• Exercise directions
Would you please copy every line from the records that contains the word "JSON"?

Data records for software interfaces
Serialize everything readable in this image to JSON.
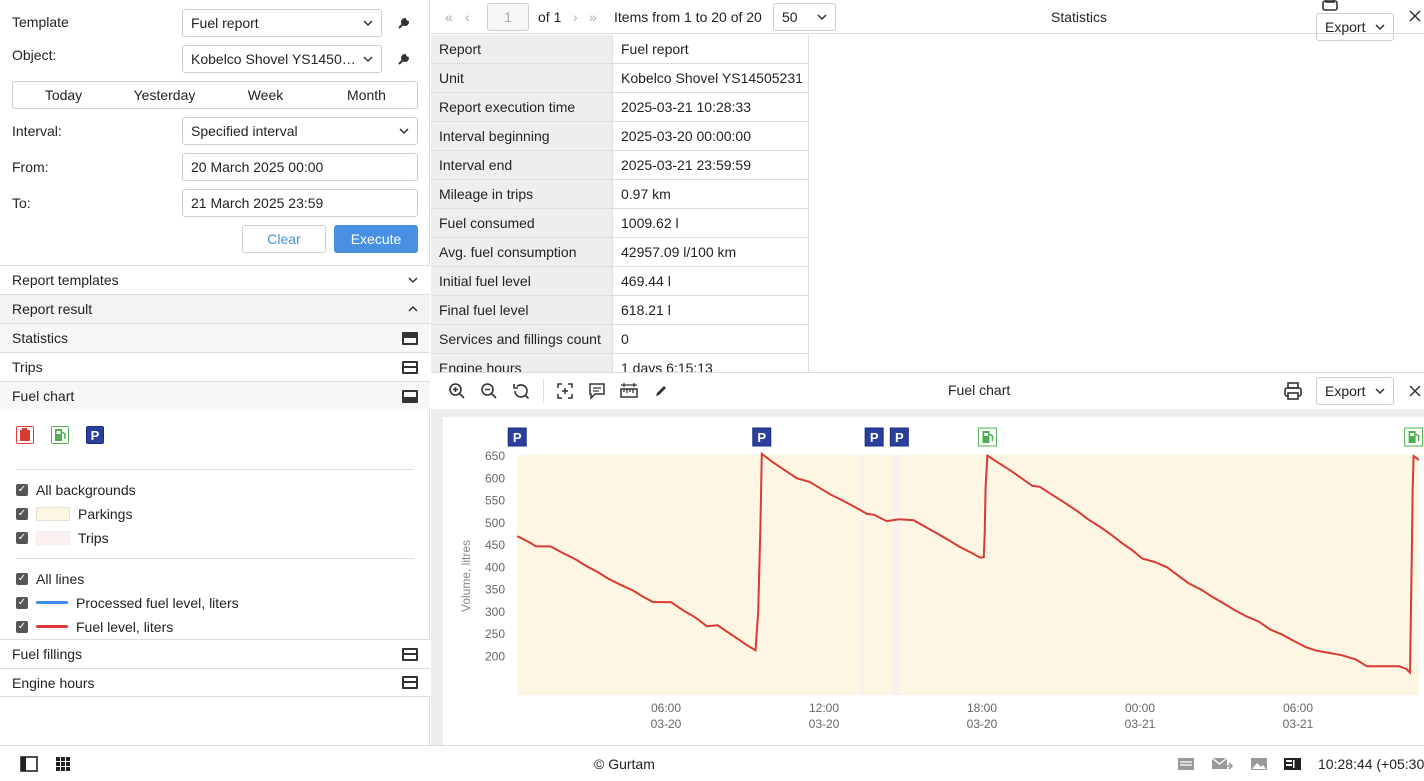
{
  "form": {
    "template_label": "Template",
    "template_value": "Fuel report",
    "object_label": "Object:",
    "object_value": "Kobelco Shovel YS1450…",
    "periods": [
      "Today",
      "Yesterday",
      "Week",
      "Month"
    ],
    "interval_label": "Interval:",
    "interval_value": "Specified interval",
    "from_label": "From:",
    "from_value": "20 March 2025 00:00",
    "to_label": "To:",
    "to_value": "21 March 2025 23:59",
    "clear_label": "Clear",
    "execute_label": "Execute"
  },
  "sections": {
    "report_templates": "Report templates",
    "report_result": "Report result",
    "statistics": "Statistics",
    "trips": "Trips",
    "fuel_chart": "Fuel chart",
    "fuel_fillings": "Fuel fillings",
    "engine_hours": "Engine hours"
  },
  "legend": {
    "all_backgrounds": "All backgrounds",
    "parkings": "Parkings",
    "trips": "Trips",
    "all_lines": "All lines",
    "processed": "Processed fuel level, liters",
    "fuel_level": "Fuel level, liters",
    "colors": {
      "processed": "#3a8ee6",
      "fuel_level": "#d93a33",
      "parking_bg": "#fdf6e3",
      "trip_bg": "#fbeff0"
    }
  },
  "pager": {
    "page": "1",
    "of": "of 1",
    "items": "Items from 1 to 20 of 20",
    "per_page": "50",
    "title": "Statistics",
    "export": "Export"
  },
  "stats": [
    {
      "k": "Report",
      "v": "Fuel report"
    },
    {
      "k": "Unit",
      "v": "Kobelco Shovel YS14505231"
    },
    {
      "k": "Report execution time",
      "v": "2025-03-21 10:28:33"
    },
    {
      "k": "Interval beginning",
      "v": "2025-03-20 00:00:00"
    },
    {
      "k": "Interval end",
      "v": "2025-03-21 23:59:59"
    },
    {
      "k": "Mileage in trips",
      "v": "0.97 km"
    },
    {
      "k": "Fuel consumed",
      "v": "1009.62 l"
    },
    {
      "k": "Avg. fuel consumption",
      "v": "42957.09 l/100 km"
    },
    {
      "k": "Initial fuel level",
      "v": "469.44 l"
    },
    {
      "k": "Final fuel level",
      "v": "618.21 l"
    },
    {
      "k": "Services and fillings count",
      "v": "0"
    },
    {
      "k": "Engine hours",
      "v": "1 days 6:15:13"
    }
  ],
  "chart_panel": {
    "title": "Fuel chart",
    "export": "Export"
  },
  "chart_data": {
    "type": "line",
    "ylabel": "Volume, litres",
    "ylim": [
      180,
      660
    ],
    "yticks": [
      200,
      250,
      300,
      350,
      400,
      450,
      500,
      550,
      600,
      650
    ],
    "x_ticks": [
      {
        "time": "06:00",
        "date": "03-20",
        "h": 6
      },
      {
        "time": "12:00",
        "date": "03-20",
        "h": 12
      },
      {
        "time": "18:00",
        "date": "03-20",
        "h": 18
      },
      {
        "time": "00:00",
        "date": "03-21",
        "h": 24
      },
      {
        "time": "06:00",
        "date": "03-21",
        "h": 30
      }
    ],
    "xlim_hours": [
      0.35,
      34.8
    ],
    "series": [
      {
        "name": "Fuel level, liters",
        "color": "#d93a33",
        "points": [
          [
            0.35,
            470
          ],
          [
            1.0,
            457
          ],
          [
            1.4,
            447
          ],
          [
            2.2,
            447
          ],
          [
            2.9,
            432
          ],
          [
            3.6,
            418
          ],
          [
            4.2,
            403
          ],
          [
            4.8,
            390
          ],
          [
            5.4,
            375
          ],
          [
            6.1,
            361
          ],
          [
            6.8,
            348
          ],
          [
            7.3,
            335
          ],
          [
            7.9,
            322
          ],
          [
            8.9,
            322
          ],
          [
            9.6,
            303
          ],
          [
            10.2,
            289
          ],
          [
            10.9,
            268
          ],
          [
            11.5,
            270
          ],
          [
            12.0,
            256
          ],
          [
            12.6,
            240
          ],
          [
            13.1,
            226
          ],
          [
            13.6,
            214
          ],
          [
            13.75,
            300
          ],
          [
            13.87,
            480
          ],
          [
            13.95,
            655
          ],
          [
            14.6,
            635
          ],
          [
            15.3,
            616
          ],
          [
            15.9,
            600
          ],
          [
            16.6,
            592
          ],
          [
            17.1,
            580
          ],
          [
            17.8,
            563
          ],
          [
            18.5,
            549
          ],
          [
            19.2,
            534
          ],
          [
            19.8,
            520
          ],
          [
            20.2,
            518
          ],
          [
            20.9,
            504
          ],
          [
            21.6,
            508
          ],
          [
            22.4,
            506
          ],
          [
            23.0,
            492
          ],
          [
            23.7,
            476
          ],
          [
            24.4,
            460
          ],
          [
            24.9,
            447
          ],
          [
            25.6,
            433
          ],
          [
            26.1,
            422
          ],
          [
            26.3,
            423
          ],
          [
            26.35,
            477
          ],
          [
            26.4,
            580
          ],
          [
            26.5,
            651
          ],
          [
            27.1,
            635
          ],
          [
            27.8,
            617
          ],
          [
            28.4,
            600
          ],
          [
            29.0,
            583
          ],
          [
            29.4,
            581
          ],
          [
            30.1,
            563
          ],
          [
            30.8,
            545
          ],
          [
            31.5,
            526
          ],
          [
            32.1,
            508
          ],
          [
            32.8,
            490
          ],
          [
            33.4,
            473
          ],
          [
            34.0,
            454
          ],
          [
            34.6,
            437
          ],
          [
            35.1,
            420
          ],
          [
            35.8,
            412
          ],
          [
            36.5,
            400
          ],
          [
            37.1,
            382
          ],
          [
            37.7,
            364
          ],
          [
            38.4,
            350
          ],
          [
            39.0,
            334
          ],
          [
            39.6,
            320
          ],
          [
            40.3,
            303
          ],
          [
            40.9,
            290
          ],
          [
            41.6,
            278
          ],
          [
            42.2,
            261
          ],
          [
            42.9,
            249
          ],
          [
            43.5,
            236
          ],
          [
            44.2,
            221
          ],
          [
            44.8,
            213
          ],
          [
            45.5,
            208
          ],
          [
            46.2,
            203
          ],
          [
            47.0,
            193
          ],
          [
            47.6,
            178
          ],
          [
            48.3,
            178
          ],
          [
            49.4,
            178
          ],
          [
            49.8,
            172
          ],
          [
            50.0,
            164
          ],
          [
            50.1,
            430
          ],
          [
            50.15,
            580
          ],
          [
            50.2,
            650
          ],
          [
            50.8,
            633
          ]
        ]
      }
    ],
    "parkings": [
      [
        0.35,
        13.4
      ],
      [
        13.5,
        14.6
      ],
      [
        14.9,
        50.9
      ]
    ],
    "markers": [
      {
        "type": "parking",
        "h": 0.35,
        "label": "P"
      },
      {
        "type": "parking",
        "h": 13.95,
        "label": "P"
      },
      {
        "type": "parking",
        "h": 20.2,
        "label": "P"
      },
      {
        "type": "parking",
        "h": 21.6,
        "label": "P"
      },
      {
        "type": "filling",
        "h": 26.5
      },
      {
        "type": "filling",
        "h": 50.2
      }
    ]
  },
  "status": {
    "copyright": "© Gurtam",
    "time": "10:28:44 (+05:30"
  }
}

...

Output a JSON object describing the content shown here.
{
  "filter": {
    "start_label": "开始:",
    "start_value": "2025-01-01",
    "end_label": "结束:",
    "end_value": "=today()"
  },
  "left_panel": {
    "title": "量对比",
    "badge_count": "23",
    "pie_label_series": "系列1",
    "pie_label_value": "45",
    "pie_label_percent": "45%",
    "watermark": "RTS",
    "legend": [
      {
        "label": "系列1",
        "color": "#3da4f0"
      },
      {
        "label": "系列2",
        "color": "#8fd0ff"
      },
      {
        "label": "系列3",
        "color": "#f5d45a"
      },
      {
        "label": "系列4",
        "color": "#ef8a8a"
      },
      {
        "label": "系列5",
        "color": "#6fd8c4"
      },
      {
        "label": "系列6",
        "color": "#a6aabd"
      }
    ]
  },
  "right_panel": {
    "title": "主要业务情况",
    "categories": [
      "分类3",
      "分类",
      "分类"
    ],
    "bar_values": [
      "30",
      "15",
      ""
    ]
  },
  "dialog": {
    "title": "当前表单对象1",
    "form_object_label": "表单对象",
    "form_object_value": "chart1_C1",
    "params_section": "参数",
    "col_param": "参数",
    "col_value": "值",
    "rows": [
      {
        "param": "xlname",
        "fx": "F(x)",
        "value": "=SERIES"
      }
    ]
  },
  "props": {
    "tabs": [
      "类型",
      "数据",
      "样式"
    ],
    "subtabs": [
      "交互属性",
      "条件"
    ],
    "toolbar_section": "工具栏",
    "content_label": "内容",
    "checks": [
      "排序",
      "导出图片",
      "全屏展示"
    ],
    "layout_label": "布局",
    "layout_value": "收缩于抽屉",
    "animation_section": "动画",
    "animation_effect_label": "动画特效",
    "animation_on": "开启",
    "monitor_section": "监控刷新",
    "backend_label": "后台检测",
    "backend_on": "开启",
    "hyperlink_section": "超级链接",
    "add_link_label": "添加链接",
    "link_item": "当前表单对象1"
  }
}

• Your solution
Serialize everything readable in this image to JSON.
Output a JSON object describing the content shown here.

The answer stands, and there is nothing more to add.